Exact copies of all the entries are required.

Records from a dataset:
##############################

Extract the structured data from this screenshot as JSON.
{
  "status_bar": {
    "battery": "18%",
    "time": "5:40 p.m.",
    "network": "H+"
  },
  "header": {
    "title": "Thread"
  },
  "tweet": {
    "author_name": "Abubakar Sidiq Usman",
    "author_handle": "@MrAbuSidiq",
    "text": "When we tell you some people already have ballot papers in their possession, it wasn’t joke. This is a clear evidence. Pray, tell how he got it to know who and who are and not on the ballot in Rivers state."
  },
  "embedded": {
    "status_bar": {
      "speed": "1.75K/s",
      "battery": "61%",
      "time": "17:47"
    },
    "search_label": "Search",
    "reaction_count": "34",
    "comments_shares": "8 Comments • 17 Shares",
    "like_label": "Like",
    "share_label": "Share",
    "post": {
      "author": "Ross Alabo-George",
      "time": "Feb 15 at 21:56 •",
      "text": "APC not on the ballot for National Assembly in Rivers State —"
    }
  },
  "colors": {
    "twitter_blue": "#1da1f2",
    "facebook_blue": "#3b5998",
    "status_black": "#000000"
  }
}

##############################

> **Response for this exercise**:
Extract the structured data from this screenshot as JSON.
{
  "status_bar": {
    "battery": "18%",
    "time": "5:40 p.m.",
    "network": "H+"
  },
  "header": {
    "title": "Thread"
  },
  "tweet": {
    "author_name": "Abubakar Sidiq Usman",
    "author_handle": "@MrAbuSidiq",
    "text": "When we tell you some people already have ballot papers in their possession, it wasn’t joke. This is a clear evidence. Pray, tell how he got it to know who and who are and not on the ballot in Rivers state."
  },
  "embedded": {
    "status_bar": {
      "speed": "1.75K/s",
      "battery": "61%",
      "time": "17:47"
    },
    "search_label": "Search",
    "reaction_count": "34",
    "comments_shares": "8 Comments • 17 Shares",
    "like_label": "Like",
    "share_label": "Share",
    "post": {
      "author": "Ross Alabo-George",
      "time": "Feb 15 at 21:56 •",
      "text": "APC not on the ballot for National Assembly in Rivers State —"
    }
  },
  "colors": {
    "twitter_blue": "#1da1f2",
    "facebook_blue": "#3b5998",
    "status_black": "#000000"
  }
}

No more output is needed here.